There are many guide books suggesting what you might do when you get to Seville. But they all pretty much agree that you must go both to the Plaza de España, built for the Ibero-American Exposition of 1929, and then to the Alcázar – a beautiful Moorish fort which subsequently became a royal palace. There’s also the cathedral and the art museum. If you have extra time, you should go to the flamenco dance museum, visit the Torre del Oro by the river and stroll through the old streets of the Santa Cruz neighbourhood.
Such lists are inadvertent but powerful agents of snobbery. The guide book is today’s equivalent of Debrett’s Peerage and Baronetage, which a smart person might have consulted in 1805 to identify who was worth visiting in Hampshire.
The list of locations to view carries within it a variety of assumptions about what makes something worthwhile: it should ideally be long-standing; it should have prestigious links to art, religion and royalty; and literary associations are always a plus (all visitors to Seville are strongly advised to see the monument to Cervantes, author of Don Quixote, located on the Plaza de América).
Snobbery exploits a natural frailty of our nature: an insecurity about deciding what matters to us, and an accompanying meek assumption that whatever is important or valuable must already have been discovered by others and have achieved widespread prestige. Snobbery emerges out of excessive loyalty to established status, whether laid down by Debrett’s or the apparently (but only apparently) more independent-minded TripAdvisor. Travel snobbery slyly assumes that only people or things which come with a particular kind of endorsement could have any importance for us.

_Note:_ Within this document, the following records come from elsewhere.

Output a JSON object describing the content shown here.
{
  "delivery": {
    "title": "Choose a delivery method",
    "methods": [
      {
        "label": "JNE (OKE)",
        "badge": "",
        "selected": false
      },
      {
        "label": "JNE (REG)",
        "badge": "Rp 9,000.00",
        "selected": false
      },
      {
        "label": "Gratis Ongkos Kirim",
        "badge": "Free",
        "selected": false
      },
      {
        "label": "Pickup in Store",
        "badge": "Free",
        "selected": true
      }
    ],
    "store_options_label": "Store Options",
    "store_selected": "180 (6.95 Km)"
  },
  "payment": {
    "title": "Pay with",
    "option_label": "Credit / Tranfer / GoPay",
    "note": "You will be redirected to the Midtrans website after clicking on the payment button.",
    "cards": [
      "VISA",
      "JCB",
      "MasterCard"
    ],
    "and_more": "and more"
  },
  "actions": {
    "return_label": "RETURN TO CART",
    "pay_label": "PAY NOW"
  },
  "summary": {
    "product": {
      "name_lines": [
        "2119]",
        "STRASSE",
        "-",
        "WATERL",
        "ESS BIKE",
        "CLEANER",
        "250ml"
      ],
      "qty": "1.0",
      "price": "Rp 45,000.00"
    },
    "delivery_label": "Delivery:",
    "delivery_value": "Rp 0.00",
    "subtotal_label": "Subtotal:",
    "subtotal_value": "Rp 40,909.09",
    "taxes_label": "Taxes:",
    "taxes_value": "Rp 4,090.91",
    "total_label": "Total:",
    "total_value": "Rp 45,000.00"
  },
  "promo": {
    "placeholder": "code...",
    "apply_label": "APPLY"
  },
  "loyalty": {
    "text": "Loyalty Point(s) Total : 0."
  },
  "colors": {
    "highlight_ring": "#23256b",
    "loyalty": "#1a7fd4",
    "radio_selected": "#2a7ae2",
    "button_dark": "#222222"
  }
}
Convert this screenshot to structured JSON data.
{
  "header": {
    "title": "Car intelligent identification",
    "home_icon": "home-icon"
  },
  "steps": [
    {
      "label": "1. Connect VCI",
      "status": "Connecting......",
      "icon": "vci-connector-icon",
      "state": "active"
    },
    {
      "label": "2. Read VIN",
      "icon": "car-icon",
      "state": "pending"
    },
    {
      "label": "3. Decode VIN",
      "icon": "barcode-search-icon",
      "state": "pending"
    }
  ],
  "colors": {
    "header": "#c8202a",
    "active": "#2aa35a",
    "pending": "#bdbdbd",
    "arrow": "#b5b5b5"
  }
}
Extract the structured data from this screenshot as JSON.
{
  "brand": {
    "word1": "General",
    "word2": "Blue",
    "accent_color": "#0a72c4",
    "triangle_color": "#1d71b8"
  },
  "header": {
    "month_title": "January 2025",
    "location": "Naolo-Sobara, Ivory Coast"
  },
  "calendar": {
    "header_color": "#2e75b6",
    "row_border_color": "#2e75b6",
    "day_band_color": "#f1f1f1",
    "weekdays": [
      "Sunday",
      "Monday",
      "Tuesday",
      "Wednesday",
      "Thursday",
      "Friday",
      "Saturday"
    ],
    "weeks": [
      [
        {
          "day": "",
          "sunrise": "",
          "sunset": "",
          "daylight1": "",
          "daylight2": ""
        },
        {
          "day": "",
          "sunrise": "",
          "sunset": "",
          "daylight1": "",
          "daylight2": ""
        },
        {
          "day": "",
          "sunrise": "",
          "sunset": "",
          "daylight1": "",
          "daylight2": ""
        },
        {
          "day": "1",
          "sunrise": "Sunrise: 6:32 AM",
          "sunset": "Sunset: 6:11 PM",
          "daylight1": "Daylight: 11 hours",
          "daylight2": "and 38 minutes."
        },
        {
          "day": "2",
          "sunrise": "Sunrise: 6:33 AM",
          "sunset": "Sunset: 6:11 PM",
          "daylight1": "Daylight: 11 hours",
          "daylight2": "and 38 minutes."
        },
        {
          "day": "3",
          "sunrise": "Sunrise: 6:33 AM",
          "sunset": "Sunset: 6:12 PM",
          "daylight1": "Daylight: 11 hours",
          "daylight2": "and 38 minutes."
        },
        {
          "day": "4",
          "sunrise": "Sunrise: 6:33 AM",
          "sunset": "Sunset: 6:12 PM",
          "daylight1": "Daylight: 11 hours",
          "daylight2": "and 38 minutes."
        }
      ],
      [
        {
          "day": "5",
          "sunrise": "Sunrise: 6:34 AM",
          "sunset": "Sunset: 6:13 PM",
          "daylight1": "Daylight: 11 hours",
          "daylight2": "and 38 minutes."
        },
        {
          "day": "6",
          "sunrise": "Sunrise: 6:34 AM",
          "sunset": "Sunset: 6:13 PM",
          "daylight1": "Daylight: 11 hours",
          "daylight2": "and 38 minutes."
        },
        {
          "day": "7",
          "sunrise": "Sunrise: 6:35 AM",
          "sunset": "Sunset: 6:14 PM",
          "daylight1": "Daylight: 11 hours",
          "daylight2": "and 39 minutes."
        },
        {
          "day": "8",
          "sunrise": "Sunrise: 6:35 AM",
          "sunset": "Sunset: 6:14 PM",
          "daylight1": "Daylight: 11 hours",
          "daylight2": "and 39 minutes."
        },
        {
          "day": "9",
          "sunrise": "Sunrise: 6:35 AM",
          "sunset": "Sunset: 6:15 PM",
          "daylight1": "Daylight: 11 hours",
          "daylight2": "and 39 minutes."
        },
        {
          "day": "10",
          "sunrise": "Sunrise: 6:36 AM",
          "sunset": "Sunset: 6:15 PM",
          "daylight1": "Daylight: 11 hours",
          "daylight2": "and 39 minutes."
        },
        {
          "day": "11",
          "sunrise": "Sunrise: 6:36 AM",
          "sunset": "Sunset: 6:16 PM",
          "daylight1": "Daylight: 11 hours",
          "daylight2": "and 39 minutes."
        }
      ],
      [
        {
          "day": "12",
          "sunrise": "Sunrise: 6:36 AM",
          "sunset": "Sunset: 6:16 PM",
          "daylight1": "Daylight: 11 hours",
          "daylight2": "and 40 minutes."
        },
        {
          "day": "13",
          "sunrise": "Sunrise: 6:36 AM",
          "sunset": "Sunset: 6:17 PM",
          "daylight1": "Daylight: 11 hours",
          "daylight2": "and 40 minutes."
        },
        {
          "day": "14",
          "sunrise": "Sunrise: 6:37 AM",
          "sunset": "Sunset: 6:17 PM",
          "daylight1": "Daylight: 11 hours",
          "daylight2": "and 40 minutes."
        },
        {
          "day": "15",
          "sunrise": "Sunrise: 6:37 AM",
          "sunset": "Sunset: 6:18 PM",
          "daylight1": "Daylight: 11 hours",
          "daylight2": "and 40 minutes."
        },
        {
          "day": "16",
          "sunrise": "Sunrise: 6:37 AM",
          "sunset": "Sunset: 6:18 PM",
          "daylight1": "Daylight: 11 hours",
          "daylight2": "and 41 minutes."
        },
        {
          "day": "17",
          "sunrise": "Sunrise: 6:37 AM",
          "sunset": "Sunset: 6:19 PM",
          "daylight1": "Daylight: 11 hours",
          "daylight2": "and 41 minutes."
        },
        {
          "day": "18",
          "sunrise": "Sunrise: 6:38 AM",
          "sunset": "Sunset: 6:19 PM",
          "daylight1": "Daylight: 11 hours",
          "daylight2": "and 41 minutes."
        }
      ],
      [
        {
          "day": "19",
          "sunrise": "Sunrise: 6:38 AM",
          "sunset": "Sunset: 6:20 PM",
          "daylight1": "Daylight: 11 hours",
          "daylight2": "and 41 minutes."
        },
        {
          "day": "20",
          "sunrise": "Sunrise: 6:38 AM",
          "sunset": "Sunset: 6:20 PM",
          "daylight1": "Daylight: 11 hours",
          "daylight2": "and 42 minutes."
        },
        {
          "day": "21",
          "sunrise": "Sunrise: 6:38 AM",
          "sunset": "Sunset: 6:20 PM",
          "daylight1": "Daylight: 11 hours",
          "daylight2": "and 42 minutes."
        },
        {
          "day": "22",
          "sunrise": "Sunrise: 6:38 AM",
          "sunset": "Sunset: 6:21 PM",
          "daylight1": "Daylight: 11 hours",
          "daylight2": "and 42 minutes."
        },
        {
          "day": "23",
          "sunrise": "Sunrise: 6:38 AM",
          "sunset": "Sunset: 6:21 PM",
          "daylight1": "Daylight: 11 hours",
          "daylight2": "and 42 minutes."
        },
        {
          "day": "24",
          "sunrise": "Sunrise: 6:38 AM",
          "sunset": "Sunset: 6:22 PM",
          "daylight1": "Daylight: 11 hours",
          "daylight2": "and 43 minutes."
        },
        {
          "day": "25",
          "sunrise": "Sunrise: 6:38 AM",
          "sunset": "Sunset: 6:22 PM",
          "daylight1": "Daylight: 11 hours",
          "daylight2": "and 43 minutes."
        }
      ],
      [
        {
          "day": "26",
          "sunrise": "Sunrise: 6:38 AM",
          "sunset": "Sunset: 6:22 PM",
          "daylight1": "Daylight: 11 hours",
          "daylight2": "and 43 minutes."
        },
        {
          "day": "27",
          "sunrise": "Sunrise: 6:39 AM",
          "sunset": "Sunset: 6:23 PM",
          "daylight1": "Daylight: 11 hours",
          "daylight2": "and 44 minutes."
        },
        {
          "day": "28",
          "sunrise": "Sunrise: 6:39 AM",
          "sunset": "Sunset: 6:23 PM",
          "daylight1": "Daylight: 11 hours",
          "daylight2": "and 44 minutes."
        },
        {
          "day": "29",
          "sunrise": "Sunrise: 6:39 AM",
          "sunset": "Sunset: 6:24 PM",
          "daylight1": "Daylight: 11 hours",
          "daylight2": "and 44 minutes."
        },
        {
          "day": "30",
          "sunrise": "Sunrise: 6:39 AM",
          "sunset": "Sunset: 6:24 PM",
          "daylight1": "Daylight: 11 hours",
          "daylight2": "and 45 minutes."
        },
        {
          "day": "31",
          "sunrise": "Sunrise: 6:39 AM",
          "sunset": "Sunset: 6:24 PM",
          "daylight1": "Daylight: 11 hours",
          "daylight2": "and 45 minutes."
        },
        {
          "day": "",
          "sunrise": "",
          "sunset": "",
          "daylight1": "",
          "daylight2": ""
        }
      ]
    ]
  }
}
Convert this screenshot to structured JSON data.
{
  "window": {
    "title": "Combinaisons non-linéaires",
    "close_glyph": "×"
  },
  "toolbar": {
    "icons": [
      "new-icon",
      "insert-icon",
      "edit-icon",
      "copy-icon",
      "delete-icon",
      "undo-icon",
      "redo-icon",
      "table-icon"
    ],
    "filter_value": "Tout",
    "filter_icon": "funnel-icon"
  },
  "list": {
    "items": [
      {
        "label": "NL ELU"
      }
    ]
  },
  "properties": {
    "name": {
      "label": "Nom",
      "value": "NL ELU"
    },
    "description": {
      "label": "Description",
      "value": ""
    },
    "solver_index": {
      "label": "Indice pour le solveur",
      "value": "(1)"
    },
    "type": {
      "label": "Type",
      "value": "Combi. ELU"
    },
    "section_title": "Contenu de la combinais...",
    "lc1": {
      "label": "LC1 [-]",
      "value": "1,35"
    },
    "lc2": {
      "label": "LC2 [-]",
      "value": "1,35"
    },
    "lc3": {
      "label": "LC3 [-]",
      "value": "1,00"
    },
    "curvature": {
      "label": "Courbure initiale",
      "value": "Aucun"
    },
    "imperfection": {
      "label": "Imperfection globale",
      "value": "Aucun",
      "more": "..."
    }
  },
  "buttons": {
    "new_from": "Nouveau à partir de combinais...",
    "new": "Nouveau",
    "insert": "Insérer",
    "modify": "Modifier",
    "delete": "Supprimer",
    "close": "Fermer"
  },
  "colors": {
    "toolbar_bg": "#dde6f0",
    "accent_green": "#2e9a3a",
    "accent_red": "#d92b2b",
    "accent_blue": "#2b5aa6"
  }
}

We shouldn’t feel unusually stupid about this. It’s not an exceptional curse. We are all prone to snobbery, not in terms of seeking invitations to A-list parties, but in the wider and more important sense that we develop prejudices about where beauty, interest, intelligence and sensitivity are likely to turn up – based on the verdicts of certain established voices of authority.
But as we travel, inside of us, we may register a lot of latent interests that aren’t mentioned in any tourist offices, yet that we might profitably take time to explore, if only we could overcome ‘guidebook guilt’. We might, for example, deep inside be far more curious about how local supermarkets operate than in the legacy of Cervantes. Or we might find ourselves thinking a lot more about local attitudes to cars than about Velázquez.
Or imagine if in our hearts what we’re really struck by in Seville is the sheer dryness of the landscape and the challenges of pumping water into the city and its surrounding villages. What a feat of engineering must be going on in the background, just to ensure that our shower at the Hotel Don Paco sends out its comforting, powerful spray with such reliability twice a day.
Hydro engineering never appears in any guidebook, it just doesn’t fit assumptions about what deserves prestige (though in the 18th century, no visit to a city was complete without a tour of the waterworks). However, what pleasure we might experience if we courageously took a day off from the tyranny of museums and monuments and headed south, on the A8053, to the village of Isla Mayor – in order to visit the stunning nearby Salina Grande pumping station.
The pumping station is on no must-see list. It has never been invited to a smart party. But the gargantuan stark structure is a key part of a major irrigation system which has turned former marshland into rice fields. It hums modestly yet powerfully. There are 25 separate turbines inside, each made by the German engineering company Siemens, masterpieces of rational thought and discipline. If you get there early, you might see a Griffon vulture warming its wings on the parapet in the morning sun. There are a few large, isolated cork oak trees nearby. It’s a beautifully desolate place. It’s also, as much as a cathedral, an emblem of civilisation: a location where an intense, strategic intelligence has overcome the limitations of nature, harnessed the earth and brought fertility and sweetness to millions (it is because of the station that the famous Seville oranges can flourish). The station is moving in its lack of pride: it works mutely, unknown, through the night, across the parched summer days, making sure the groves will survive the arid months, guaranteeing that those tourists will have enough water for their showers when they return from the dusty Plaza de España.
It might not be a pumping station that, in the end, does it for you. But all of us have equivalents. Things we care about that aren’t mentioned anywhere. Private interests that we don’t explore, simply because they aren’t generally spoken about, they don’t feel normal enough.
Originality only begins when we dare to be thought a little mad, when we allow our curiosity to be spontaneous, when we undertake the heroic effort of worrying a little less what the crowd and the guidebooks will think. Part of growing up, and learning to travel well, means daring to take our own interests a bit more seriously.